A cop is trained, armed and sent out into the community with the power to detain people, to remove them from their daily lives, bring them to a police station and hold them against their will. No one else can do that. Then the lawyers get involved and sometimes the person is let go and sometimes they’re charged with a crime and held in custody until a trial, or released on bail. Throughout the whole process rules must be followed, there are standards specific to the process – not higher standards than a truck driver has in his/her job, just different standards. They’re different jobs afterall.
Then last week my latest novel received a very negative review in a big US newspaper. Well, that happens, I don’t like it but I understand. In fact, I feel in order for people to like something a lot it has to be specific enough that other people are going to hate it. And this reviewer hated it.
One of the reviewer’s many complaints (I just ignore the stuff about foul language) was, “ On the side of law and order are detectives so beyond hard-boiled that they make a mockery of what they do.”
I’m not really sure what that means, but I think it’s similar to another negative review the book received which said, the cops are “...little more than aw-shucks narrators on the sidelines of a greasy show that's all about the bad guys.”
Okay, I get it, in crime fiction readers want cops to solve the crimes and catch the bad guys.
And then usually they want the cops to shoot the bad guys because we really don’t like all those lawyers getting involved insisting that rules be followed and that standards be upheld. We like lone wolf cops that ignore the rules – and always get the right bad guy anyway.
But I want to write about what I see in my city every day. There are drugs, there is organized crime and there is violence. And, yes, there are cops, but not enough, and with nowhere near the amount of resources they need to do the job properly.

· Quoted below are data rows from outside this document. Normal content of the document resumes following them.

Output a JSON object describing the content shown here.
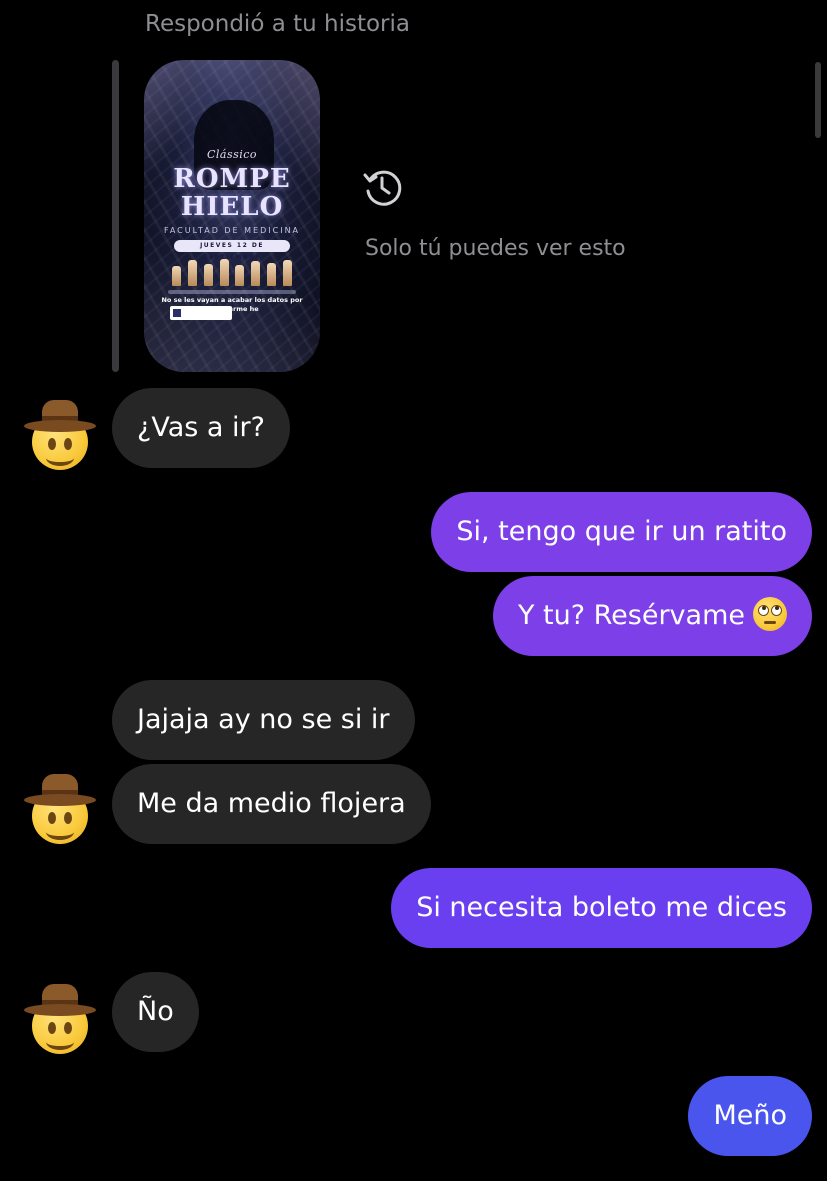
{
  "reply_header": "Respondió a tu historia",
  "story": {
    "brand": "Clássico",
    "title_line1": "ROMPE",
    "title_line2": "HIELO",
    "faculty": "FACULTAD DE MEDICINA",
    "date": "JUEVES 12 DE SEPTIEMBRE",
    "note": "No se les vayan a acabar los datos por reservarme he"
  },
  "history_icon": "history-clock-icon",
  "visibility_note": "Solo tú puedes ver esto",
  "avatar_icon": "cowboy-emoji-avatar",
  "messages": [
    {
      "text": "¿Vas a ir?",
      "direction": "incoming"
    },
    {
      "text": "Si, tengo que ir un ratito",
      "direction": "outgoing"
    },
    {
      "text": "Y tu? Resérvame",
      "direction": "outgoing",
      "emoji": "face-with-rolling-eyes"
    },
    {
      "text": "Jajaja ay no se si ir",
      "direction": "incoming"
    },
    {
      "text": "Me da medio flojera",
      "direction": "incoming"
    },
    {
      "text": "Si necesita boleto me dices",
      "direction": "outgoing"
    },
    {
      "text": "Ño",
      "direction": "incoming"
    },
    {
      "text": "Meño",
      "direction": "outgoing"
    }
  ],
  "colors": {
    "background": "#000000",
    "incoming_bubble": "#262626",
    "outgoing_bubble_top": "#7c3fe8",
    "outgoing_bubble_mid": "#6a3ff0",
    "outgoing_bubble_bottom": "#4a55ee",
    "secondary_text": "#8e8e93"
  }
}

I don’t like the “lone wolf” cop that has to break all the rules to catch the bad guy. I want the good guys to follow the rules and catch the bad guy. And if that means the deck is too stacked in favour of the bad guy and few of them get caught (and how often do we see heads of organized crime syndicates arrested? How often are there drug shortages on our streets?) then I think that’s one thing that crime fiction ought to illustrate. I’d like to see the rules changed so that the good guys don’t need to break them.
Then there’s the issue of women in crime fiction and thrillers.

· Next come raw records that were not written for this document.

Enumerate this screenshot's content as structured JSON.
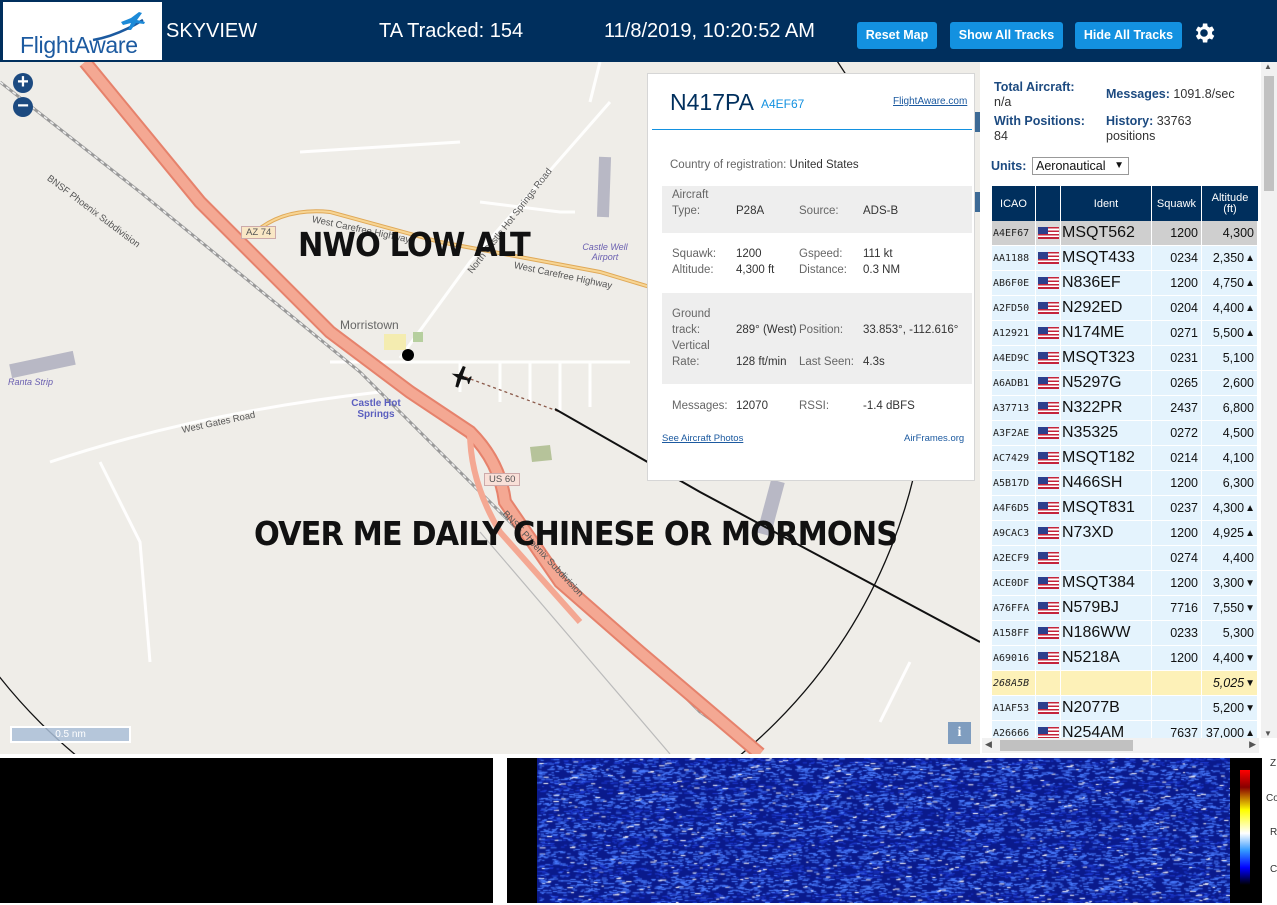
{
  "header": {
    "logo_text": "FlightAware",
    "app_name": "SKYVIEW",
    "tracked": "TA Tracked: 154",
    "datetime": "11/8/2019, 10:20:52 AM",
    "buttons": {
      "reset": "Reset Map",
      "show": "Show All Tracks",
      "hide": "Hide All Tracks"
    },
    "gear_icon": "gear-icon"
  },
  "map": {
    "zoom_in": "+",
    "zoom_out": "−",
    "labels": {
      "bnsf1": "BNSF Phoenix Subdivision",
      "bnsf2": "BNSF Phoenix Subdivision",
      "az74": "AZ 74",
      "carefree1": "West Carefree Highway",
      "carefree2": "West Carefree Highway",
      "castle_hot_springs_rd": "North Castle Hot Springs Road",
      "castle_well": "Castle Well Airport",
      "morristown": "Morristown",
      "ranta": "Ranta Strip",
      "gates": "West Gates Road",
      "castle_hot_springs": "Castle Hot Springs",
      "us60": "US 60"
    },
    "scale": "0.5 nm",
    "info": "i",
    "overlay_1": "NWO LOW ALT",
    "overlay_2": "OVER ME DAILY CHINESE OR MORMONS"
  },
  "popup": {
    "callsign": "N417PA",
    "hex": "A4EF67",
    "fa_link": "FlightAware.com",
    "country_label": "Country of registration:",
    "country": "United States",
    "aircraft_type_label_1": "Aircraft",
    "aircraft_type_label_2": "Type:",
    "aircraft_type": "P28A",
    "source_label": "Source:",
    "source": "ADS-B",
    "squawk_label": "Squawk:",
    "squawk": "1200",
    "gspeed_label": "Gspeed:",
    "gspeed": "111 kt",
    "altitude_label": "Altitude:",
    "altitude": "4,300 ft",
    "distance_label": "Distance:",
    "distance": "0.3 NM",
    "ground_label_1": "Ground",
    "ground_label_2": "track:",
    "ground_track": "289° (West)",
    "position_label": "Position:",
    "position": "33.853°, -112.616°",
    "vertical_label_1": "Vertical",
    "vertical_label_2": "Rate:",
    "vertical_rate": "128 ft/min",
    "last_seen_label": "Last Seen:",
    "last_seen": "4.3s",
    "messages_label": "Messages:",
    "messages": "12070",
    "rssi_label": "RSSI:",
    "rssi": "-1.4 dBFS",
    "photos_link": "See Aircraft Photos",
    "airframes_link": "AirFrames.org"
  },
  "panel": {
    "total_label": "Total Aircraft:",
    "total_value": "n/a",
    "messages_label": "Messages:",
    "messages_value": "1091.8/sec",
    "positions_label": "With Positions:",
    "positions_value": "84",
    "history_label": "History:",
    "history_value": "33763",
    "history_unit": "positions",
    "units_label": "Units:",
    "units_value": "Aeronautical",
    "columns": {
      "icao": "ICAO",
      "ident": "Ident",
      "squawk": "Squawk",
      "alt_1": "Altitude",
      "alt_2": "(ft)"
    },
    "rows": [
      {
        "icao": "A4EF67",
        "flag": true,
        "ident": "MSQT562",
        "squawk": "1200",
        "alt": "4,300",
        "trend": ""
      },
      {
        "icao": "AA1188",
        "flag": true,
        "ident": "MSQT433",
        "squawk": "0234",
        "alt": "2,350",
        "trend": "▲"
      },
      {
        "icao": "AB6F0E",
        "flag": true,
        "ident": "N836EF",
        "squawk": "1200",
        "alt": "4,750",
        "trend": "▲"
      },
      {
        "icao": "A2FD50",
        "flag": true,
        "ident": "N292ED",
        "squawk": "0204",
        "alt": "4,400",
        "trend": "▲"
      },
      {
        "icao": "A12921",
        "flag": true,
        "ident": "N174ME",
        "squawk": "0271",
        "alt": "5,500",
        "trend": "▲"
      },
      {
        "icao": "A4ED9C",
        "flag": true,
        "ident": "MSQT323",
        "squawk": "0231",
        "alt": "5,100",
        "trend": ""
      },
      {
        "icao": "A6ADB1",
        "flag": true,
        "ident": "N5297G",
        "squawk": "0265",
        "alt": "2,600",
        "trend": ""
      },
      {
        "icao": "A37713",
        "flag": true,
        "ident": "N322PR",
        "squawk": "2437",
        "alt": "6,800",
        "trend": ""
      },
      {
        "icao": "A3F2AE",
        "flag": true,
        "ident": "N35325",
        "squawk": "0272",
        "alt": "4,500",
        "trend": ""
      },
      {
        "icao": "AC7429",
        "flag": true,
        "ident": "MSQT182",
        "squawk": "0214",
        "alt": "4,100",
        "trend": ""
      },
      {
        "icao": "A5B17D",
        "flag": true,
        "ident": "N466SH",
        "squawk": "1200",
        "alt": "6,300",
        "trend": ""
      },
      {
        "icao": "A4F6D5",
        "flag": true,
        "ident": "MSQT831",
        "squawk": "0237",
        "alt": "4,300",
        "trend": "▲"
      },
      {
        "icao": "A9CAC3",
        "flag": true,
        "ident": "N73XD",
        "squawk": "1200",
        "alt": "4,925",
        "trend": "▲"
      },
      {
        "icao": "A2ECF9",
        "flag": true,
        "ident": "",
        "squawk": "0274",
        "alt": "4,400",
        "trend": ""
      },
      {
        "icao": "ACE0DF",
        "flag": true,
        "ident": "MSQT384",
        "squawk": "1200",
        "alt": "3,300",
        "trend": "▼"
      },
      {
        "icao": "A76FFA",
        "flag": true,
        "ident": "N579BJ",
        "squawk": "7716",
        "alt": "7,550",
        "trend": "▼"
      },
      {
        "icao": "A158FF",
        "flag": true,
        "ident": "N186WW",
        "squawk": "0233",
        "alt": "5,300",
        "trend": ""
      },
      {
        "icao": "A69016",
        "flag": true,
        "ident": "N5218A",
        "squawk": "1200",
        "alt": "4,400",
        "trend": "▼"
      },
      {
        "icao": "268A5B",
        "flag": false,
        "ident": "",
        "squawk": "",
        "alt": "5,025",
        "trend": "▼"
      },
      {
        "icao": "A1AF53",
        "flag": true,
        "ident": "N2077B",
        "squawk": "",
        "alt": "5,200",
        "trend": "▼"
      },
      {
        "icao": "A26666",
        "flag": true,
        "ident": "N254AM",
        "squawk": "7637",
        "alt": "37,000",
        "trend": "▲"
      }
    ]
  },
  "bottom": {
    "edge_glyphs": [
      "Z",
      "Co",
      "R",
      "C"
    ]
  },
  "colors": {
    "header_bg": "#002f5d",
    "button_blue": "#1391e0",
    "row_blue": "#e4f3fd",
    "row_selected": "#d9d9d9",
    "row_highlight": "#fdf1b8",
    "road_salmon": "#f0a08c"
  }
}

In an essay called, “Feminist or Misogynist,” on the blog The F Word, Melanie Newman looks into the way male writers “empower” women (and probably a lot of women writers, too):
”So many male visions of female potency resemble cartoons; the kick-boxing girl has become a 21st century literary cliché... These unlikely - and therefore unthreatening - ass-kicking babes may be employed to lend a veneer of legitimacy... Or they may reflect the authors’ belief that if only females would stop acting as ‘victims’ and discover their own capacity for violence, the aggression visited on them by men would disappear... The solution thus lies in women’s hands, relieving men of the responsibility.”

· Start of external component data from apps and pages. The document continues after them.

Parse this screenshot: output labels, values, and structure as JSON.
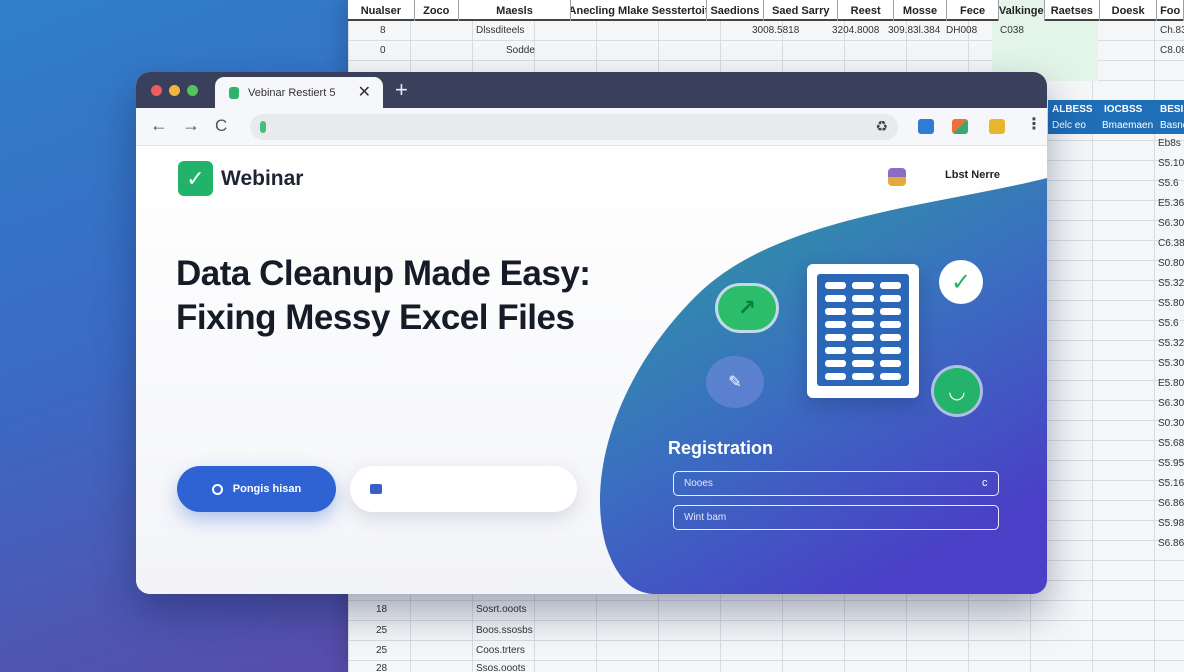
{
  "spreadsheet": {
    "headers": [
      {
        "label": "Nualser",
        "w": 70
      },
      {
        "label": "Zoco",
        "w": 46
      },
      {
        "label": "Maesls",
        "w": 118
      },
      {
        "label": "Anecling Mlake Sesstertoit",
        "w": 142
      },
      {
        "label": "Saedions",
        "w": 60
      },
      {
        "label": "Saed Sarry",
        "w": 78
      },
      {
        "label": "Reest",
        "w": 58
      },
      {
        "label": "Mosse",
        "w": 56
      },
      {
        "label": "Fece",
        "w": 54
      },
      {
        "label": "Valkinge",
        "w": 48
      },
      {
        "label": "Raetses",
        "w": 58
      },
      {
        "label": "Doesk",
        "w": 60
      },
      {
        "label": "Foo",
        "w": 28
      }
    ],
    "rows": [
      {
        "a": "8",
        "c": "Dlssditeels",
        "f": "3008.5818",
        "g": "3204.8008",
        "h": "309.83l.384",
        "i": "DH008",
        "j": "C038",
        "m": "Ch.83"
      },
      {
        "a": "0",
        "c": "Sodde",
        "m": "C8.08"
      }
    ],
    "blue_band": [
      "ALBESS",
      "IOCBSS",
      "BESI",
      "Delc eo",
      "Bmaemaen",
      "Basno"
    ],
    "right_values": [
      "Eb8s",
      "S5.10",
      "S5.6",
      "E5.36",
      "S6.30",
      "C6.38",
      "S0.80",
      "S5.32",
      "S5.80",
      "S5.6",
      "S5.32",
      "S5.30",
      "E5.80",
      "S6.30",
      "S0.30",
      "S5.68",
      "S5.95",
      "S5.16",
      "S6.86",
      "S5.98",
      "S6.86"
    ],
    "bottom_rows": [
      {
        "a": "18",
        "c": "Sosrt.ooots"
      },
      {
        "a": "25",
        "c": "Boos.ssosbs"
      },
      {
        "a": "25",
        "c": "Coos.trters"
      },
      {
        "a": "28",
        "c": "Ssos.ooots"
      }
    ]
  },
  "browser": {
    "tab_title": "Vebinar Restiert 5",
    "close_glyph": "✕",
    "new_tab_glyph": "+",
    "nav": {
      "back": "←",
      "forward": "→",
      "reload": "C"
    },
    "url_ext_glyph": "♻",
    "menu_glyph": "⋮"
  },
  "brand": {
    "logo_glyph": "✓",
    "name": "Webinar"
  },
  "user": {
    "name": "Lbst Nerre"
  },
  "hero": {
    "headline_line1": "Data Cleanup Made Easy:",
    "headline_line2": "Fixing Messy Excel Files"
  },
  "cta": {
    "primary_label": "Pongis hisan"
  },
  "illustration": {
    "check_glyph": "✓",
    "chart_glyph": "↗",
    "link_glyph": "✎",
    "smile_glyph": "◡"
  },
  "registration": {
    "title": "Registration",
    "field1_placeholder": "Nooes",
    "field1_icon": "c",
    "field2_placeholder": "Wint bam"
  },
  "colors": {
    "accent": "#2f63d4",
    "brand_green": "#22b36a",
    "wave_start": "#2aa39a",
    "wave_end": "#4a3fc6"
  }
}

So, again, these are lone wolf characters acting outside the law to get things done – and they always get things done.
Now, I know that kind of lone-wolf stuff happens sometimes, I’ve seen Serpico, there are probably even ass-kicking rape-victims who’ve gone after criminals themselves, but it’s become such an entretched standard of crime fiction that it’s starting to feel like a limitation.
And I don’t think literature should have any limits.
I’d like crime fiction to reflect the reality of the world the same way literary fiction does and not be held to a “higher standard” where justice must always be served. Literature – art - isn’t comfort food, it isn’t a security blanket.
Literature – art – has kick-started many a public discussion that has then led to changes, maybe even improvements, in peoples’ lives. Now, I’m not saying all books should do that – or even try to do that.
But if we never try to do that then we’re supporting the status quo. Our books and stories become, “unlikely – and therefore unthreatening.”
Crime fiction can, and should, be many things but it should never be unthreatening. It should challenge and upset and get people arguing.
It shouldn’t be held to a “higher standard.”